Intel’s TeraHertz transistor will contain three major changes. First, the transistors will feature thicker source and drain regions, substructures inside individual transistors that allow electrical current to pass. Second, an ultra-thin silicon insulating layer will be embedded below the source and drain. This is different from conventional silicon-on-insulator (SOI) devices, being fully depleted to create maximum drive current when the transistor is turned on, thereby enabling the transistor to switch on and off faster. The oxide layer also blocks unwanted current flow when the transistor gate is off. Third, the chemical composition of the gate oxide – the layer that connects the transistor gate to the source and drain – will be changed to a new high-k gate dielectric material, grown using a technology called atomic layer deposition, in which growth occurs in layers one molecule thick at a time. The precise chemical composition of the gate oxide has yet to be decided, candidates including oxides from aluminium and titanium, amongst others.
All three improvements are independent but work toward the same goal: allowing transistors to use electricity more efficiently:
- Thickening the source and drain regions and changing the chemical composition of the gate oxide will help stem gate leakage, current that leaks out of the gate. The smaller transistors get the more current escapes from them, forcing designers to pump in even more electricity, which in turn generates even more heat. Intel claims the new material will reduce gate leakage more than 10,000 times compared with silicon dioxide.
- The addition of the SOI layer will also lower resistance to the flow of current across the source and drain. Ultimately, lower resistance will allow designers to either lower power consumption or improve performance at a given level of energy.
- Other benefits are also likely to appear. For example, free-floating alpha particles that come in contact with a transistor on current chips can switch a transistor’s state unexpectedly and cause errors. In the future, these will be absorbed by the ultra thin SOI layer.
Current Pentium 4 processors run at 45 Watts; the aim is for the TeraHertz transistor to enable power dissipation levels to be kept within the 100-Watt range in future processor designs.
Intel has hinted that it could use parts of the TeraHertz technology in its next-generation, 0.09-micron chips, due in 2003 or sooner. Ultimately the chemical and architectural changes embodied in the new technology will culminate in the second half of the current decade. By 2007 the company is aiming to make chips that operate with a billion transistors but consume about the same amount of power as a Pentium 4 processor did at the time of its introduction at the turn of the millennium.

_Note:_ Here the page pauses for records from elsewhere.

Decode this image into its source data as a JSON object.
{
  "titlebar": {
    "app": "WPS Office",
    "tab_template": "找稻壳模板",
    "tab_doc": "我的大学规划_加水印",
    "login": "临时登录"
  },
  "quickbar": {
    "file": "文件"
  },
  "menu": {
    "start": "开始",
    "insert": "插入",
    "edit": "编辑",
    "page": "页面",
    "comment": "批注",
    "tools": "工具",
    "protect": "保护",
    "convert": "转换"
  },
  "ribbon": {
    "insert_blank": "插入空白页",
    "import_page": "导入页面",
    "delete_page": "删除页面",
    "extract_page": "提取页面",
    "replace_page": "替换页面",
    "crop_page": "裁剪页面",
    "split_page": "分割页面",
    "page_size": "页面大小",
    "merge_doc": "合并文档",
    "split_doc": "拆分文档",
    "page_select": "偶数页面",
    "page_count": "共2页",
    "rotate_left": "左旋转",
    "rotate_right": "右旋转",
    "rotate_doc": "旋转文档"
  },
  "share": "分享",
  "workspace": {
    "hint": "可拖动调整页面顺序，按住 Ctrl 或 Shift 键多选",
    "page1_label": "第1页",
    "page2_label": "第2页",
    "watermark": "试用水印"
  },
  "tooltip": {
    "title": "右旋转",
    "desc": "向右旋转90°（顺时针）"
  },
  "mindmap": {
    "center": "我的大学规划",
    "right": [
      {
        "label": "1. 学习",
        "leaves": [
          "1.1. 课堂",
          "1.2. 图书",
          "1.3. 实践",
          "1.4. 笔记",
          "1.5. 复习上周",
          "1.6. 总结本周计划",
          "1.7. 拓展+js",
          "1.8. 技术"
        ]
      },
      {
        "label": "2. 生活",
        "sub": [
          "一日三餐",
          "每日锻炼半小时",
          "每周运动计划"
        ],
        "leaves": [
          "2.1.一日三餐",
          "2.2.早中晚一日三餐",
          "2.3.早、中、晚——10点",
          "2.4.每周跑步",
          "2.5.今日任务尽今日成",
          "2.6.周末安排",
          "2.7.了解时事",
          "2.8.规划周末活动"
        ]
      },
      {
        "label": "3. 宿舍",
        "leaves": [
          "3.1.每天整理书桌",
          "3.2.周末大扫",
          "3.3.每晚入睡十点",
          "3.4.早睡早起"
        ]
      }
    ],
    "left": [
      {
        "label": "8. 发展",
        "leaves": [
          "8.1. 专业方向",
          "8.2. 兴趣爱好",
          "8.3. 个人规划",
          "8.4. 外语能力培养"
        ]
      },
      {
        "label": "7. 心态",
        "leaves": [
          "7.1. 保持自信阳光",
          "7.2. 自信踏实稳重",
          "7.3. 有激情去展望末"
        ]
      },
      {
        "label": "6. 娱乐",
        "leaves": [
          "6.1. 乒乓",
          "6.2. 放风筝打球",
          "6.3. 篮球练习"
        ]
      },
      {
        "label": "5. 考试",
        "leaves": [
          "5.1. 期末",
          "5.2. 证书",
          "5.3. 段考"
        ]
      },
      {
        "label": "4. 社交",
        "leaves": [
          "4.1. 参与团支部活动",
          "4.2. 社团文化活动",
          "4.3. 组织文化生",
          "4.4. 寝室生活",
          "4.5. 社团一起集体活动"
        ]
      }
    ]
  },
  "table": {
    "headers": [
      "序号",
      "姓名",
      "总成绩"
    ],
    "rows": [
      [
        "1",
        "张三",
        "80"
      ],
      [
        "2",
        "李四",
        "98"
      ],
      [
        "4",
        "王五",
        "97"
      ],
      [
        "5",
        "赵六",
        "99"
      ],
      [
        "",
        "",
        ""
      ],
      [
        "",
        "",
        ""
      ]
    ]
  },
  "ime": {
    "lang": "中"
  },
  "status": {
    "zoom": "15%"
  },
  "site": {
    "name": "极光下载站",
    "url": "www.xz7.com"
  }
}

In terms of clock speeds, the new transistors are expected to enable a 10GHz processor to be produced by 2005 and a 20GHz chip by the end of the decade or thereabouts.
- Principles of CPU architecture – logic gates, MOSFETS and voltage
- Basic structure of a Pentium microprocessor
- Microprocessor Evolution
- IA-32 (Intel Architecture 32 ) – base instruction set for 32 bit processors
- Pentium P5 microarchitecture – superscalar and 64 bit data
- Pentium Pro (P6) 6th generation x86 microarchitecture
- Dual Independent Bus (DIB) – frontside and backside data bus CPU architecture
- NetBurst – Pentium 4 7th generation x86 CPU microarchitecture
- Intel Core – 8th generation CPU architecture
- Moore’s Law in IT Architecture
- Architecture Manufacturing Process
- Copper Interconnect Architecture
- TeraHertz Technology
- Software Compatibility
- IA-64 Architecture
- Illustrated guide to high-k dielectrics and metal gate electrodes